[Dataset records]

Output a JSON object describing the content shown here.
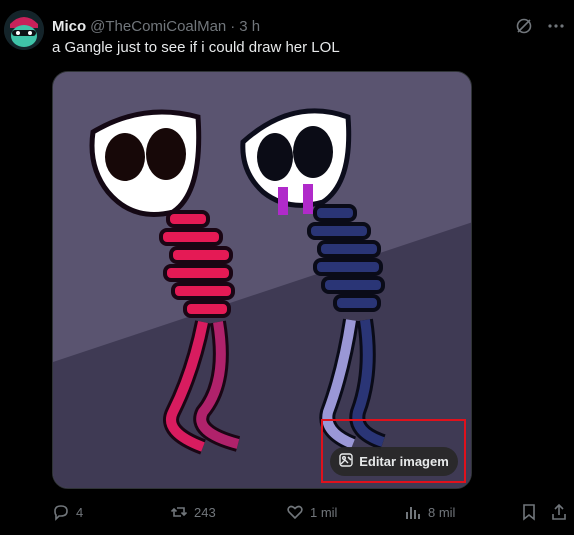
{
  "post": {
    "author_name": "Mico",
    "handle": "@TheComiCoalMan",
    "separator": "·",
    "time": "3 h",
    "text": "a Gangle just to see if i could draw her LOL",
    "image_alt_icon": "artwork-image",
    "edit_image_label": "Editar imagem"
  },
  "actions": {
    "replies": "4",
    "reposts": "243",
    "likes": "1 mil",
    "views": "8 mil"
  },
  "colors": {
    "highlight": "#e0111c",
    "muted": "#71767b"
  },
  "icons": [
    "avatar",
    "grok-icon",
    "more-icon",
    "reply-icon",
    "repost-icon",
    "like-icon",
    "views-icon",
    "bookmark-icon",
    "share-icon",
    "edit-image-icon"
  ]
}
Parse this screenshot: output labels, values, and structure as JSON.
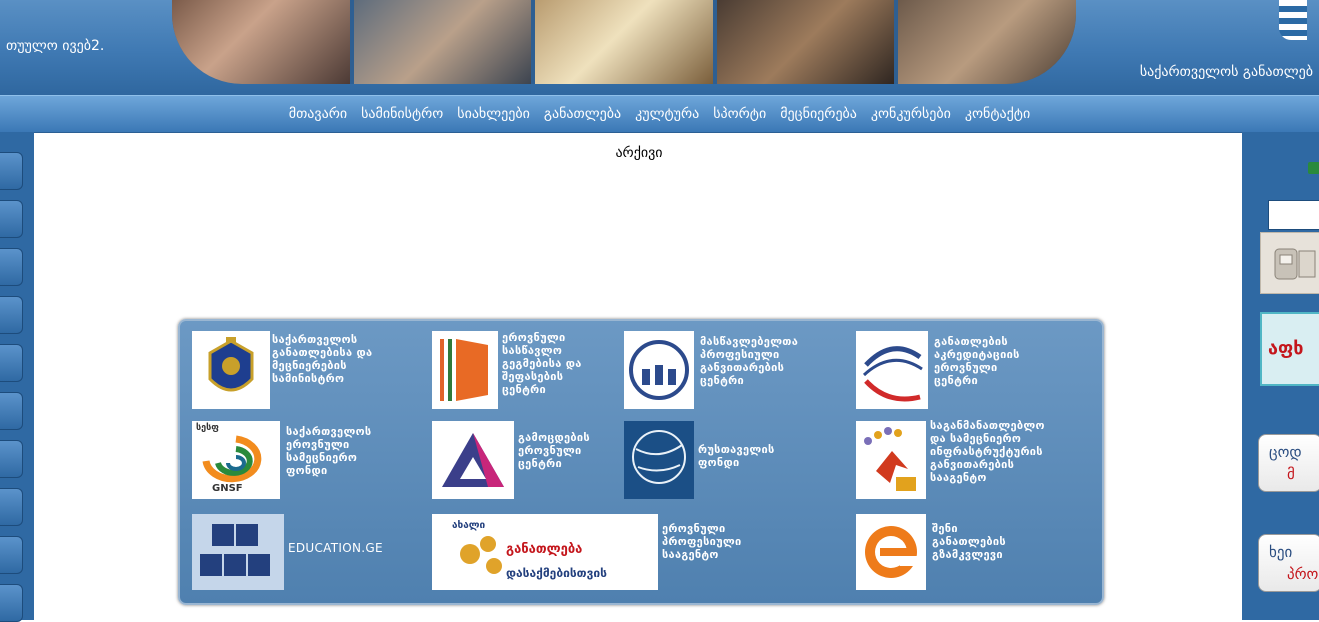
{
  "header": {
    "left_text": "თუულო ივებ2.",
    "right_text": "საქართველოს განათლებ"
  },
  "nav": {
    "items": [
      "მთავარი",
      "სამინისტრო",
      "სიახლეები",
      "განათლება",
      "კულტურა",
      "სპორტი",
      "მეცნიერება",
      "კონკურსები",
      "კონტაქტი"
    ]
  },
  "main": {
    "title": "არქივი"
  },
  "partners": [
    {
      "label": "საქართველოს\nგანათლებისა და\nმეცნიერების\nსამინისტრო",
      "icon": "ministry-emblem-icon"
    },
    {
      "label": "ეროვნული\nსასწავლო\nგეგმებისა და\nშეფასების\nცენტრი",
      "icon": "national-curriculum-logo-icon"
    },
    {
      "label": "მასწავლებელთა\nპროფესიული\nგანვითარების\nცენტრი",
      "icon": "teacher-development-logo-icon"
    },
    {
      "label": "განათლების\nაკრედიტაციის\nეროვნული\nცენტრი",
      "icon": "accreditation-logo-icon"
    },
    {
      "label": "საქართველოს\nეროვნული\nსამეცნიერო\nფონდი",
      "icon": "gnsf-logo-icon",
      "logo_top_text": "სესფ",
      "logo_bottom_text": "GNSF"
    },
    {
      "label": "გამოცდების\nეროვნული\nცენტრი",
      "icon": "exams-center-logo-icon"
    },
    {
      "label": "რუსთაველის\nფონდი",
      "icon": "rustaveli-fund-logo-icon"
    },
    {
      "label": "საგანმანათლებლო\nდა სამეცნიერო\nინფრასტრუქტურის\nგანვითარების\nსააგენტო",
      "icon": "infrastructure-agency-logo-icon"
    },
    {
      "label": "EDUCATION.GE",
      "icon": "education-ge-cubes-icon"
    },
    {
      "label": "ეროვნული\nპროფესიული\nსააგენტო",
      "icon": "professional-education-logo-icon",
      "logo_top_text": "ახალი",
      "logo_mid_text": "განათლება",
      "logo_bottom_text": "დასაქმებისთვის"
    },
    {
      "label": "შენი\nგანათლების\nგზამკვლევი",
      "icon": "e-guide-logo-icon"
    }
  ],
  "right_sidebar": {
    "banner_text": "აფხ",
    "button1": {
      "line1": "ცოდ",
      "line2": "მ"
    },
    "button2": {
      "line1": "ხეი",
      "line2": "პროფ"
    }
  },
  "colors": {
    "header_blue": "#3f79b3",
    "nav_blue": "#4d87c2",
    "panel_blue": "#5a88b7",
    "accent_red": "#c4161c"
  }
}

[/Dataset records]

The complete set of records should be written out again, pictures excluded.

Output a JSON object describing the content shown here.
{
  "post": {
    "author_name": "Mico",
    "handle": "@TheComiCoalMan",
    "separator": "·",
    "time": "3 h",
    "text": "a Gangle just to see if i could draw her LOL",
    "image_alt_icon": "artwork-image",
    "edit_image_label": "Editar imagem"
  },
  "actions": {
    "replies": "4",
    "reposts": "243",
    "likes": "1 mil",
    "views": "8 mil"
  },
  "colors": {
    "highlight": "#e0111c",
    "muted": "#71767b"
  },
  "icons": [
    "avatar",
    "grok-icon",
    "more-icon",
    "reply-icon",
    "repost-icon",
    "like-icon",
    "views-icon",
    "bookmark-icon",
    "share-icon",
    "edit-image-icon"
  ]
}
Parse this screenshot: output labels, values, and structure as JSON.
{
  "header": {
    "left_text": "თუულო ივებ2.",
    "right_text": "საქართველოს განათლებ"
  },
  "nav": {
    "items": [
      "მთავარი",
      "სამინისტრო",
      "სიახლეები",
      "განათლება",
      "კულტურა",
      "სპორტი",
      "მეცნიერება",
      "კონკურსები",
      "კონტაქტი"
    ]
  },
  "main": {
    "title": "არქივი"
  },
  "partners": [
    {
      "label": "საქართველოს\nგანათლებისა და\nმეცნიერების\nსამინისტრო",
      "icon": "ministry-emblem-icon"
    },
    {
      "label": "ეროვნული\nსასწავლო\nგეგმებისა და\nშეფასების\nცენტრი",
      "icon": "national-curriculum-logo-icon"
    },
    {
      "label": "მასწავლებელთა\nპროფესიული\nგანვითარების\nცენტრი",
      "icon": "teacher-development-logo-icon"
    },
    {
      "label": "განათლების\nაკრედიტაციის\nეროვნული\nცენტრი",
      "icon": "accreditation-logo-icon"
    },
    {
      "label": "საქართველოს\nეროვნული\nსამეცნიერო\nფონდი",
      "icon": "gnsf-logo-icon",
      "logo_top_text": "სესფ",
      "logo_bottom_text": "GNSF"
    },
    {
      "label": "გამოცდების\nეროვნული\nცენტრი",
      "icon": "exams-center-logo-icon"
    },
    {
      "label": "რუსთაველის\nფონდი",
      "icon": "rustaveli-fund-logo-icon"
    },
    {
      "label": "საგანმანათლებლო\nდა სამეცნიერო\nინფრასტრუქტურის\nგანვითარების\nსააგენტო",
      "icon": "infrastructure-agency-logo-icon"
    },
    {
      "label": "EDUCATION.GE",
      "icon": "education-ge-cubes-icon"
    },
    {
      "label": "ეროვნული\nპროფესიული\nსააგენტო",
      "icon": "professional-education-logo-icon",
      "logo_top_text": "ახალი",
      "logo_mid_text": "განათლება",
      "logo_bottom_text": "დასაქმებისთვის"
    },
    {
      "label": "შენი\nგანათლების\nგზამკვლევი",
      "icon": "e-guide-logo-icon"
    }
  ],
  "right_sidebar": {
    "banner_text": "აფხ",
    "button1": {
      "line1": "ცოდ",
      "line2": "მ"
    },
    "button2": {
      "line1": "ხეი",
      "line2": "პროფ"
    }
  },
  "colors": {
    "header_blue": "#3f79b3",
    "nav_blue": "#4d87c2",
    "panel_blue": "#5a88b7",
    "accent_red": "#c4161c"
  }
}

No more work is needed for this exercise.